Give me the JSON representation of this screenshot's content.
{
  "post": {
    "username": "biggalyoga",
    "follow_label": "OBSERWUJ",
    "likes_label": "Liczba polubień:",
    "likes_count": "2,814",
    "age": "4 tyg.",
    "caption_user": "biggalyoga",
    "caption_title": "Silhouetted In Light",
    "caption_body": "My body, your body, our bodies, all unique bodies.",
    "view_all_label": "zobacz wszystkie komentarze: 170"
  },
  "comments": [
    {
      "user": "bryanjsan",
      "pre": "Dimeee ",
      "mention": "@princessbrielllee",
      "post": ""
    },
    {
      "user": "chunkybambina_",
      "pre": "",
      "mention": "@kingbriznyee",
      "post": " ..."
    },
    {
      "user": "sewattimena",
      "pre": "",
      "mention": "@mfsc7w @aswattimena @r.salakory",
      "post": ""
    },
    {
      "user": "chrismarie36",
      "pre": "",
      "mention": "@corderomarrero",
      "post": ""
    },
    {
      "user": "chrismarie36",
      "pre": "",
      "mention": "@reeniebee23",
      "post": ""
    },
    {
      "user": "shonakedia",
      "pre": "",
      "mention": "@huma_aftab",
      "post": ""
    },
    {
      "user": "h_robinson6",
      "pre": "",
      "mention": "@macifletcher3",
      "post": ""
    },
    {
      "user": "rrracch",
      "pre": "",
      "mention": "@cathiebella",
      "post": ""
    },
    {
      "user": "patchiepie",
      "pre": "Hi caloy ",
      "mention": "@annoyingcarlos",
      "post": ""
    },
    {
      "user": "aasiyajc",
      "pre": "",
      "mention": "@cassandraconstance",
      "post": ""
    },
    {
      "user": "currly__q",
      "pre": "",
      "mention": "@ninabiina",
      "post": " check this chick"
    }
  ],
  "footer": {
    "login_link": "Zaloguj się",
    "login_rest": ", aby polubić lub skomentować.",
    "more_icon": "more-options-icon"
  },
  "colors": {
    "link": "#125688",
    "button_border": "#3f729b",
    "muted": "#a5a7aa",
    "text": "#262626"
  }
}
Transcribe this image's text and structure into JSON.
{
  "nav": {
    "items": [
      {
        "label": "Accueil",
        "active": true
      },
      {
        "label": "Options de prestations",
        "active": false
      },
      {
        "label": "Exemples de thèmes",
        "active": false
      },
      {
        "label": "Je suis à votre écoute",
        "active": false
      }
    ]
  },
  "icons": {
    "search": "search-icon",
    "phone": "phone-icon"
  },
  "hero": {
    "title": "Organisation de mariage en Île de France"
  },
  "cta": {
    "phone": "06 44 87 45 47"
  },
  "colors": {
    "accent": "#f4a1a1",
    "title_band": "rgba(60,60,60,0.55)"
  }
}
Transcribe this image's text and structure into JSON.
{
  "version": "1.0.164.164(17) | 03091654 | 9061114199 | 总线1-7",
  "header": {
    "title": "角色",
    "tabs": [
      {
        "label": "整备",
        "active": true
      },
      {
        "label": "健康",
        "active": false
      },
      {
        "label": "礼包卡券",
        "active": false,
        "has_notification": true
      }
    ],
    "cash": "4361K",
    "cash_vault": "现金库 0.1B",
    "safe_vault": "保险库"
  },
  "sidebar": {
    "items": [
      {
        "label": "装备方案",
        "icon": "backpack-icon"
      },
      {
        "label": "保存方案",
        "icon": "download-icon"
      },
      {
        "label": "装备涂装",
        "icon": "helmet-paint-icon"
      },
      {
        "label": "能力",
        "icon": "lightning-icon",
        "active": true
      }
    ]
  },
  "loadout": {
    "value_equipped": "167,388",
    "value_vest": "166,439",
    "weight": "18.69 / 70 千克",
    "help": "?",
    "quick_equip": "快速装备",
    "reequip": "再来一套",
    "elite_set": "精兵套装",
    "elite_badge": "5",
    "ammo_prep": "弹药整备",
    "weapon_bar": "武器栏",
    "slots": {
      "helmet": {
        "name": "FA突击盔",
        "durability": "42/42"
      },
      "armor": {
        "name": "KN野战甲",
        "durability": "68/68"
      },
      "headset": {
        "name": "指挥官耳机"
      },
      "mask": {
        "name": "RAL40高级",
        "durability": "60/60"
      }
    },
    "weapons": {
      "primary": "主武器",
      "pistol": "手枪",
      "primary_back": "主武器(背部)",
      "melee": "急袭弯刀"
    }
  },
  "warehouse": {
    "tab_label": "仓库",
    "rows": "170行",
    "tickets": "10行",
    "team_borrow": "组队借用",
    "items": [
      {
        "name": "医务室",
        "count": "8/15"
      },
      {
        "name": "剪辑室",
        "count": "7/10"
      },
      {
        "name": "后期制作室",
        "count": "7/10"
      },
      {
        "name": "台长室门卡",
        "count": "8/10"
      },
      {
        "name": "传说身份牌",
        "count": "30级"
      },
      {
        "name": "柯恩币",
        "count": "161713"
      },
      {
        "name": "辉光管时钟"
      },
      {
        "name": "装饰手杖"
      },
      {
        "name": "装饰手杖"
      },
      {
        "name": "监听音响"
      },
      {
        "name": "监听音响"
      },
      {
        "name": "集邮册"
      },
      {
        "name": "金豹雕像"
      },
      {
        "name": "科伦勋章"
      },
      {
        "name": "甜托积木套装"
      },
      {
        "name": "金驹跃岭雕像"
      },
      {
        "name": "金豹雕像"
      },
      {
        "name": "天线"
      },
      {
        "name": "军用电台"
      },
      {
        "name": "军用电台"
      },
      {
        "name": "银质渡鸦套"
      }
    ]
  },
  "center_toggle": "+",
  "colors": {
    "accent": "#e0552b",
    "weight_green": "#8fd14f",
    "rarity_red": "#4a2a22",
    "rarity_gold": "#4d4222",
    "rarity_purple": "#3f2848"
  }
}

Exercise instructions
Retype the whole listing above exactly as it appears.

Solution
Give me the JSON representation of this screenshot's content.
{
  "post": {
    "username": "biggalyoga",
    "follow_label": "OBSERWUJ",
    "likes_label": "Liczba polubień:",
    "likes_count": "2,814",
    "age": "4 tyg.",
    "caption_user": "biggalyoga",
    "caption_title": "Silhouetted In Light",
    "caption_body": "My body, your body, our bodies, all unique bodies.",
    "view_all_label": "zobacz wszystkie komentarze: 170"
  },
  "comments": [
    {
      "user": "bryanjsan",
      "pre": "Dimeee ",
      "mention": "@princessbrielllee",
      "post": ""
    },
    {
      "user": "chunkybambina_",
      "pre": "",
      "mention": "@kingbriznyee",
      "post": " ..."
    },
    {
      "user": "sewattimena",
      "pre": "",
      "mention": "@mfsc7w @aswattimena @r.salakory",
      "post": ""
    },
    {
      "user": "chrismarie36",
      "pre": "",
      "mention": "@corderomarrero",
      "post": ""
    },
    {
      "user": "chrismarie36",
      "pre": "",
      "mention": "@reeniebee23",
      "post": ""
    },
    {
      "user": "shonakedia",
      "pre": "",
      "mention": "@huma_aftab",
      "post": ""
    },
    {
      "user": "h_robinson6",
      "pre": "",
      "mention": "@macifletcher3",
      "post": ""
    },
    {
      "user": "rrracch",
      "pre": "",
      "mention": "@cathiebella",
      "post": ""
    },
    {
      "user": "patchiepie",
      "pre": "Hi caloy ",
      "mention": "@annoyingcarlos",
      "post": ""
    },
    {
      "user": "aasiyajc",
      "pre": "",
      "mention": "@cassandraconstance",
      "post": ""
    },
    {
      "user": "currly__q",
      "pre": "",
      "mention": "@ninabiina",
      "post": " check this chick"
    }
  ],
  "footer": {
    "login_link": "Zaloguj się",
    "login_rest": ", aby polubić lub skomentować.",
    "more_icon": "more-options-icon"
  },
  "colors": {
    "link": "#125688",
    "button_border": "#3f729b",
    "muted": "#a5a7aa",
    "text": "#262626"
  }
}
Transcribe this image's text and structure into JSON.
{
  "nav": {
    "items": [
      {
        "label": "Accueil",
        "active": true
      },
      {
        "label": "Options de prestations",
        "active": false
      },
      {
        "label": "Exemples de thèmes",
        "active": false
      },
      {
        "label": "Je suis à votre écoute",
        "active": false
      }
    ]
  },
  "icons": {
    "search": "search-icon",
    "phone": "phone-icon"
  },
  "hero": {
    "title": "Organisation de mariage en Île de France"
  },
  "cta": {
    "phone": "06 44 87 45 47"
  },
  "colors": {
    "accent": "#f4a1a1",
    "title_band": "rgba(60,60,60,0.55)"
  }
}
Transcribe this image's text and structure into JSON.
{
  "version": "1.0.164.164(17) | 03091654 | 9061114199 | 总线1-7",
  "header": {
    "title": "角色",
    "tabs": [
      {
        "label": "整备",
        "active": true
      },
      {
        "label": "健康",
        "active": false
      },
      {
        "label": "礼包卡券",
        "active": false,
        "has_notification": true
      }
    ],
    "cash": "4361K",
    "cash_vault": "现金库 0.1B",
    "safe_vault": "保险库"
  },
  "sidebar": {
    "items": [
      {
        "label": "装备方案",
        "icon": "backpack-icon"
      },
      {
        "label": "保存方案",
        "icon": "download-icon"
      },
      {
        "label": "装备涂装",
        "icon": "helmet-paint-icon"
      },
      {
        "label": "能力",
        "icon": "lightning-icon",
        "active": true
      }
    ]
  },
  "loadout": {
    "value_equipped": "167,388",
    "value_vest": "166,439",
    "weight": "18.69 / 70 千克",
    "help": "?",
    "quick_equip": "快速装备",
    "reequip": "再来一套",
    "elite_set": "精兵套装",
    "elite_badge": "5",
    "ammo_prep": "弹药整备",
    "weapon_bar": "武器栏",
    "slots": {
      "helmet": {
        "name": "FA突击盔",
        "durability": "42/42"
      },
      "armor": {
        "name": "KN野战甲",
        "durability": "68/68"
      },
      "headset": {
        "name": "指挥官耳机"
      },
      "mask": {
        "name": "RAL40高级",
        "durability": "60/60"
      }
    },
    "weapons": {
      "primary": "主武器",
      "pistol": "手枪",
      "primary_back": "主武器(背部)",
      "melee": "急袭弯刀"
    }
  },
  "warehouse": {
    "tab_label": "仓库",
    "rows": "170行",
    "tickets": "10行",
    "team_borrow": "组队借用",
    "items": [
      {
        "name": "医务室",
        "count": "8/15"
      },
      {
        "name": "剪辑室",
        "count": "7/10"
      },
      {
        "name": "后期制作室",
        "count": "7/10"
      },
      {
        "name": "台长室门卡",
        "count": "8/10"
      },
      {
        "name": "传说身份牌",
        "count": "30级"
      },
      {
        "name": "柯恩币",
        "count": "161713"
      },
      {
        "name": "辉光管时钟"
      },
      {
        "name": "装饰手杖"
      },
      {
        "name": "装饰手杖"
      },
      {
        "name": "监听音响"
      },
      {
        "name": "监听音响"
      },
      {
        "name": "集邮册"
      },
      {
        "name": "金豹雕像"
      },
      {
        "name": "科伦勋章"
      },
      {
        "name": "甜托积木套装"
      },
      {
        "name": "金驹跃岭雕像"
      },
      {
        "name": "金豹雕像"
      },
      {
        "name": "天线"
      },
      {
        "name": "军用电台"
      },
      {
        "name": "军用电台"
      },
      {
        "name": "银质渡鸦套"
      }
    ]
  },
  "center_toggle": "+",
  "colors": {
    "accent": "#e0552b",
    "weight_green": "#8fd14f",
    "rarity_red": "#4a2a22",
    "rarity_gold": "#4d4222",
    "rarity_purple": "#3f2848"
  }
}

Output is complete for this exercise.